### Task inputs

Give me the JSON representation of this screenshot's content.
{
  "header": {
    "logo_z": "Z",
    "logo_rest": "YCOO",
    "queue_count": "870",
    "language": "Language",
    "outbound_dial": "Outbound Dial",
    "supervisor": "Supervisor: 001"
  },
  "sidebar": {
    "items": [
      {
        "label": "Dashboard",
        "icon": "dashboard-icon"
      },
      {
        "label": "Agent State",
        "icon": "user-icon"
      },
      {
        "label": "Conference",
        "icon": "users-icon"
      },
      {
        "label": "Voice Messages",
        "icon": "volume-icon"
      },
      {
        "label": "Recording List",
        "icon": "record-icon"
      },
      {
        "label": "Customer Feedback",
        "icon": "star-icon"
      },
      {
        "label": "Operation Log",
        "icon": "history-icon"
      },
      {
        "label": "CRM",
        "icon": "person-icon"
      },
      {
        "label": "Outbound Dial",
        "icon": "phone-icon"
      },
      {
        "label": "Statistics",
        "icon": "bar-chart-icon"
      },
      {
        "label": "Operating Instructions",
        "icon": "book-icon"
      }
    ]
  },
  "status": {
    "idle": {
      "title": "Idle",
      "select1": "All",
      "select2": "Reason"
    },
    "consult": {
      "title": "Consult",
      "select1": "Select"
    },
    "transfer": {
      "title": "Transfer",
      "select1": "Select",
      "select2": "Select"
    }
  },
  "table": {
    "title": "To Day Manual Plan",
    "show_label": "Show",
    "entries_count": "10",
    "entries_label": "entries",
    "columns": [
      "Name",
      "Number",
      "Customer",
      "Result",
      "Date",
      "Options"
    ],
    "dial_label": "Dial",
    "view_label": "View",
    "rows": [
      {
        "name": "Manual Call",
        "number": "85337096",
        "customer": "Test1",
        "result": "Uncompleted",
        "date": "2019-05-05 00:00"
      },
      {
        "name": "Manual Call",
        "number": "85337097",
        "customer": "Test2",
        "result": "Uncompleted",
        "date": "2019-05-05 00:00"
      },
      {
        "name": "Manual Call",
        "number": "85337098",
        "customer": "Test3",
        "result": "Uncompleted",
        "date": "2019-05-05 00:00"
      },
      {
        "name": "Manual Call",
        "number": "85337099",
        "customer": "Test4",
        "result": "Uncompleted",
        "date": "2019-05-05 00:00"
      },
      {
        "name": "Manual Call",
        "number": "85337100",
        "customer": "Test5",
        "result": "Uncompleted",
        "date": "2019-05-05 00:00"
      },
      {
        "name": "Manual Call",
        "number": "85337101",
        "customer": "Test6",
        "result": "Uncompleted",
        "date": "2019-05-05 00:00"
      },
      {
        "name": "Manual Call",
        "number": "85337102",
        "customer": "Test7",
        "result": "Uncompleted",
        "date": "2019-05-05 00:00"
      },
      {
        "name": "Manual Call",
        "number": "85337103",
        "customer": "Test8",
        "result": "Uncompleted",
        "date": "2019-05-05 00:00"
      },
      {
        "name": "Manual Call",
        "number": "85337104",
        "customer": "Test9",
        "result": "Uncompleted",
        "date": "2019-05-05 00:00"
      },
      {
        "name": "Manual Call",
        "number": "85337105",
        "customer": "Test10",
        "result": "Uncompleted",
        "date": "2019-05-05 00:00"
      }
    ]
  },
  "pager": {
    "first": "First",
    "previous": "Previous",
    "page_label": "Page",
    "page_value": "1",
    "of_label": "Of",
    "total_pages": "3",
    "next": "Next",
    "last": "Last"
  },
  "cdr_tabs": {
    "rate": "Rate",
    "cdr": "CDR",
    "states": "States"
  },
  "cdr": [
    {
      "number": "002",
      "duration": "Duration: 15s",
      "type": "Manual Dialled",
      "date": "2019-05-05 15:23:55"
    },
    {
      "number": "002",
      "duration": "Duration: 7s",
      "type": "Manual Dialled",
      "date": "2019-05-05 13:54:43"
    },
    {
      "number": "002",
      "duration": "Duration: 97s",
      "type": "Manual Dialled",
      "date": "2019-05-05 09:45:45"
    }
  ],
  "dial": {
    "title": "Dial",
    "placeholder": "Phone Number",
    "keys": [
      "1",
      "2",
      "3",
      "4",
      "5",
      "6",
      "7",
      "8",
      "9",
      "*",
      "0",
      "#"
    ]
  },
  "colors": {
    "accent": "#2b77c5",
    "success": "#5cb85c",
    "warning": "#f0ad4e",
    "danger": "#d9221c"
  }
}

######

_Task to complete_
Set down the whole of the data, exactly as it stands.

_Output of the exercise_
Give me the JSON representation of this screenshot's content.
{
  "header": {
    "logo_z": "Z",
    "logo_rest": "YCOO",
    "queue_count": "870",
    "language": "Language",
    "outbound_dial": "Outbound Dial",
    "supervisor": "Supervisor: 001"
  },
  "sidebar": {
    "items": [
      {
        "label": "Dashboard",
        "icon": "dashboard-icon"
      },
      {
        "label": "Agent State",
        "icon": "user-icon"
      },
      {
        "label": "Conference",
        "icon": "users-icon"
      },
      {
        "label": "Voice Messages",
        "icon": "volume-icon"
      },
      {
        "label": "Recording List",
        "icon": "record-icon"
      },
      {
        "label": "Customer Feedback",
        "icon": "star-icon"
      },
      {
        "label": "Operation Log",
        "icon": "history-icon"
      },
      {
        "label": "CRM",
        "icon": "person-icon"
      },
      {
        "label": "Outbound Dial",
        "icon": "phone-icon"
      },
      {
        "label": "Statistics",
        "icon": "bar-chart-icon"
      },
      {
        "label": "Operating Instructions",
        "icon": "book-icon"
      }
    ]
  },
  "status": {
    "idle": {
      "title": "Idle",
      "select1": "All",
      "select2": "Reason"
    },
    "consult": {
      "title": "Consult",
      "select1": "Select"
    },
    "transfer": {
      "title": "Transfer",
      "select1": "Select",
      "select2": "Select"
    }
  },
  "table": {
    "title": "To Day Manual Plan",
    "show_label": "Show",
    "entries_count": "10",
    "entries_label": "entries",
    "columns": [
      "Name",
      "Number",
      "Customer",
      "Result",
      "Date",
      "Options"
    ],
    "dial_label": "Dial",
    "view_label": "View",
    "rows": [
      {
        "name": "Manual Call",
        "number": "85337096",
        "customer": "Test1",
        "result": "Uncompleted",
        "date": "2019-05-05 00:00"
      },
      {
        "name": "Manual Call",
        "number": "85337097",
        "customer": "Test2",
        "result": "Uncompleted",
        "date": "2019-05-05 00:00"
      },
      {
        "name": "Manual Call",
        "number": "85337098",
        "customer": "Test3",
        "result": "Uncompleted",
        "date": "2019-05-05 00:00"
      },
      {
        "name": "Manual Call",
        "number": "85337099",
        "customer": "Test4",
        "result": "Uncompleted",
        "date": "2019-05-05 00:00"
      },
      {
        "name": "Manual Call",
        "number": "85337100",
        "customer": "Test5",
        "result": "Uncompleted",
        "date": "2019-05-05 00:00"
      },
      {
        "name": "Manual Call",
        "number": "85337101",
        "customer": "Test6",
        "result": "Uncompleted",
        "date": "2019-05-05 00:00"
      },
      {
        "name": "Manual Call",
        "number": "85337102",
        "customer": "Test7",
        "result": "Uncompleted",
        "date": "2019-05-05 00:00"
      },
      {
        "name": "Manual Call",
        "number": "85337103",
        "customer": "Test8",
        "result": "Uncompleted",
        "date": "2019-05-05 00:00"
      },
      {
        "name": "Manual Call",
        "number": "85337104",
        "customer": "Test9",
        "result": "Uncompleted",
        "date": "2019-05-05 00:00"
      },
      {
        "name": "Manual Call",
        "number": "85337105",
        "customer": "Test10",
        "result": "Uncompleted",
        "date": "2019-05-05 00:00"
      }
    ]
  },
  "pager": {
    "first": "First",
    "previous": "Previous",
    "page_label": "Page",
    "page_value": "1",
    "of_label": "Of",
    "total_pages": "3",
    "next": "Next",
    "last": "Last"
  },
  "cdr_tabs": {
    "rate": "Rate",
    "cdr": "CDR",
    "states": "States"
  },
  "cdr": [
    {
      "number": "002",
      "duration": "Duration: 15s",
      "type": "Manual Dialled",
      "date": "2019-05-05 15:23:55"
    },
    {
      "number": "002",
      "duration": "Duration: 7s",
      "type": "Manual Dialled",
      "date": "2019-05-05 13:54:43"
    },
    {
      "number": "002",
      "duration": "Duration: 97s",
      "type": "Manual Dialled",
      "date": "2019-05-05 09:45:45"
    }
  ],
  "dial": {
    "title": "Dial",
    "placeholder": "Phone Number",
    "keys": [
      "1",
      "2",
      "3",
      "4",
      "5",
      "6",
      "7",
      "8",
      "9",
      "*",
      "0",
      "#"
    ]
  },
  "colors": {
    "accent": "#2b77c5",
    "success": "#5cb85c",
    "warning": "#f0ad4e",
    "danger": "#d9221c"
  }
}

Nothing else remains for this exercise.